[Stored records]
==============================

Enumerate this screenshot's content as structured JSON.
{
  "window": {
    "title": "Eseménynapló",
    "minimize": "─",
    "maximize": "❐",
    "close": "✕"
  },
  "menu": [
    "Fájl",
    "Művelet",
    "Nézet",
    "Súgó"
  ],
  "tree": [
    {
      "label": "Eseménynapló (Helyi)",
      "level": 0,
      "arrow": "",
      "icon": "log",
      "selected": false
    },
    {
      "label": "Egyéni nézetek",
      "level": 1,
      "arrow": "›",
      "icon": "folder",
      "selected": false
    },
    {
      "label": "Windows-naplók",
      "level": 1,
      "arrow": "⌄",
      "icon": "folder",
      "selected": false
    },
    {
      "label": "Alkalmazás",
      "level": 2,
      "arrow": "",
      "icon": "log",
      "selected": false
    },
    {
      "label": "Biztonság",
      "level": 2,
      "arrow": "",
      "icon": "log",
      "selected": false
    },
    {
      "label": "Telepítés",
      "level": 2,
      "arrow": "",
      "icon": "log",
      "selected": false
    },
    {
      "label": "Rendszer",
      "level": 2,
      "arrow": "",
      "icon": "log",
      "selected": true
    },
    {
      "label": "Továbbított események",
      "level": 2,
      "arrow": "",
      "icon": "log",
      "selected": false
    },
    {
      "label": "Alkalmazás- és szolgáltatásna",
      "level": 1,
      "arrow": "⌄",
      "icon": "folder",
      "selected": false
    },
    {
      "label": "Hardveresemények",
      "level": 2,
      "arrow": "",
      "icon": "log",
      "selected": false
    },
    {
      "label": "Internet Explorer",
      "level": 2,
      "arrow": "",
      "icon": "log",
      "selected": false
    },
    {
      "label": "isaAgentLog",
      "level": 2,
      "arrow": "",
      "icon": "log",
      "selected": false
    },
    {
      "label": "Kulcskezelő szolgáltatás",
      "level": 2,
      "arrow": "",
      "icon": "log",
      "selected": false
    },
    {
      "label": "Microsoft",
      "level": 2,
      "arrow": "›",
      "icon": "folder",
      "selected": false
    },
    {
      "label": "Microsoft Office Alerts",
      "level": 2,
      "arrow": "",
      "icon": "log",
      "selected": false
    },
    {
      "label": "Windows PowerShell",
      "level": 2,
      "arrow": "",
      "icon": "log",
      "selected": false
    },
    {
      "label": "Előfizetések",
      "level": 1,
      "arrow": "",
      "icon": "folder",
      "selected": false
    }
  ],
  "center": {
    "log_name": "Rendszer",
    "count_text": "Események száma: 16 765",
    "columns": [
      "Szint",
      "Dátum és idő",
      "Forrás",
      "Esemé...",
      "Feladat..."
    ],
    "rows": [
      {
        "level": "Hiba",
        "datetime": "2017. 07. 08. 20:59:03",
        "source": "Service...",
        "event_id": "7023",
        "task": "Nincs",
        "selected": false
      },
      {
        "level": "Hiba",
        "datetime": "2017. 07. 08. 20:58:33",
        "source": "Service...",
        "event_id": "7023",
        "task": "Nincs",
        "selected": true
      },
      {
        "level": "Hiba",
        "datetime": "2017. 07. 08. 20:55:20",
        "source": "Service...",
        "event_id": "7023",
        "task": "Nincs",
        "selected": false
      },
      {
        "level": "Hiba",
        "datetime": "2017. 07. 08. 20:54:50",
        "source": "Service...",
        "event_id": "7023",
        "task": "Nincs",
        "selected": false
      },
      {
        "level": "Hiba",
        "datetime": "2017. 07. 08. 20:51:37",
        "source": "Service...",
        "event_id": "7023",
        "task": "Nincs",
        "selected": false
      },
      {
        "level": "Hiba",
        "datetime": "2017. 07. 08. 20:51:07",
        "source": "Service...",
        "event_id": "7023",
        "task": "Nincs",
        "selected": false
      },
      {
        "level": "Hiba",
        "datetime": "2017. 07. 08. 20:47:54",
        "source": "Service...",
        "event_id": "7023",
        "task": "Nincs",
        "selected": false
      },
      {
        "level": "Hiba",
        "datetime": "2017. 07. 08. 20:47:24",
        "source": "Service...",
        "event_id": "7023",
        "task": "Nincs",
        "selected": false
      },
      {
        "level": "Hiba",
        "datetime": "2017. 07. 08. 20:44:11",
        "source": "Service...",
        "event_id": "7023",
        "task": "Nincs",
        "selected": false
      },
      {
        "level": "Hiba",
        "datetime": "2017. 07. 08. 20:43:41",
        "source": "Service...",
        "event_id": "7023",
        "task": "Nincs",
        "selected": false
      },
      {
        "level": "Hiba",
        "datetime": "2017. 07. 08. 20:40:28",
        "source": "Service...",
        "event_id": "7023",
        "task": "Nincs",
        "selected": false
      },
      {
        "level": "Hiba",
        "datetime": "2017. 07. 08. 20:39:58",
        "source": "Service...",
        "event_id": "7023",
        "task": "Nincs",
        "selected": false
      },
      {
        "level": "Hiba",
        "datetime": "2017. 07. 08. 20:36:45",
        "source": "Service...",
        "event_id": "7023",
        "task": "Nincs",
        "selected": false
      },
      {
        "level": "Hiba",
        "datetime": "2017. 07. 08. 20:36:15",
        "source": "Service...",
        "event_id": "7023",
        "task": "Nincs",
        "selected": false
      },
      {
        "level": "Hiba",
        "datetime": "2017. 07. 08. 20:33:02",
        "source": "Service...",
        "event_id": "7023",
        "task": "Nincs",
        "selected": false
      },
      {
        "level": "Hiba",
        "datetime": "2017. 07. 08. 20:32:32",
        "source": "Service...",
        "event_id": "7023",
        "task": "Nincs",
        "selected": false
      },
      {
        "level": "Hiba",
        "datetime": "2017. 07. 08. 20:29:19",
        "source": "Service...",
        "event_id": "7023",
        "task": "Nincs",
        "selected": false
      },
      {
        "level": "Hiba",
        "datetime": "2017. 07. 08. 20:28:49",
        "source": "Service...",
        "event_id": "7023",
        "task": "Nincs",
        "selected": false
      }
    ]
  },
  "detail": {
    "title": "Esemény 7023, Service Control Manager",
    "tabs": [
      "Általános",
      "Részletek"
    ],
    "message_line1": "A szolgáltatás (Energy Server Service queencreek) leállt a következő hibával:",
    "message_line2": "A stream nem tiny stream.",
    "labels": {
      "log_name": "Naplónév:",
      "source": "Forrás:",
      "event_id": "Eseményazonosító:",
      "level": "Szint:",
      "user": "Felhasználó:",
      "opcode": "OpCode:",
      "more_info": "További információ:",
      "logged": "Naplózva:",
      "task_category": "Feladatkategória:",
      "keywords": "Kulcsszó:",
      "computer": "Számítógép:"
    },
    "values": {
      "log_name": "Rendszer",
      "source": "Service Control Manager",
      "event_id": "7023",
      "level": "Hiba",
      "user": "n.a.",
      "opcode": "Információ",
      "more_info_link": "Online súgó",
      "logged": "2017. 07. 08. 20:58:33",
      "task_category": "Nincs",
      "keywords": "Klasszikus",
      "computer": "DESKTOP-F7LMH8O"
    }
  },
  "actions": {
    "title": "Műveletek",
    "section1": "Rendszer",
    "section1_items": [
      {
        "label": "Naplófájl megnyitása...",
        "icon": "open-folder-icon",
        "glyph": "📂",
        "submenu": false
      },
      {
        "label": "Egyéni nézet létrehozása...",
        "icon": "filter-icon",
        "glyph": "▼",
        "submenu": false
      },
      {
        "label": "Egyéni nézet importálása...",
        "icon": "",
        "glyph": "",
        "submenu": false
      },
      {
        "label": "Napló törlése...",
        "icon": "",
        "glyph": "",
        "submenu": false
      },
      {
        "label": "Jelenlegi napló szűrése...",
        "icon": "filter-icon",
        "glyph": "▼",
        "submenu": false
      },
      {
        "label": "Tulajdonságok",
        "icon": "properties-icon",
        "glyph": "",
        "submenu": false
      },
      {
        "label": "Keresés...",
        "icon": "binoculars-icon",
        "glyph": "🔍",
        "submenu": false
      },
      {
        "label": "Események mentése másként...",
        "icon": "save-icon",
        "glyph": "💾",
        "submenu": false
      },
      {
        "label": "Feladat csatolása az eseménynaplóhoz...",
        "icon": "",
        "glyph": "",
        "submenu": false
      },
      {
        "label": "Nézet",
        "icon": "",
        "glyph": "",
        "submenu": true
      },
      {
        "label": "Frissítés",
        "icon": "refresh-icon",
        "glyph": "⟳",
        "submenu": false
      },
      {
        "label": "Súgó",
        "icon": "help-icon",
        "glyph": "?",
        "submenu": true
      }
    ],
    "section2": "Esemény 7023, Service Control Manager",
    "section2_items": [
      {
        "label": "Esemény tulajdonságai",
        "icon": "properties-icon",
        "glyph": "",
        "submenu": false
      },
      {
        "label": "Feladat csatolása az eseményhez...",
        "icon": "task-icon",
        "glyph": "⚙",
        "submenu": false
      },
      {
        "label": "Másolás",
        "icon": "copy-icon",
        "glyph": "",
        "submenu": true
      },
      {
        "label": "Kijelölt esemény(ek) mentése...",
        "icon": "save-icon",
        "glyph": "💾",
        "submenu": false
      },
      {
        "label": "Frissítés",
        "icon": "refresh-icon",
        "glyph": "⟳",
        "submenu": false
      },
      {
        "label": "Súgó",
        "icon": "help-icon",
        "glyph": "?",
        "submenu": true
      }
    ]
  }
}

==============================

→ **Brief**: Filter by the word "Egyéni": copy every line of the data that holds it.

→ **Answer space**:
      "label": "Egyéni nézetek",
        "label": "Egyéni nézet létrehozása...",
        "label": "Egyéni nézet importálása...",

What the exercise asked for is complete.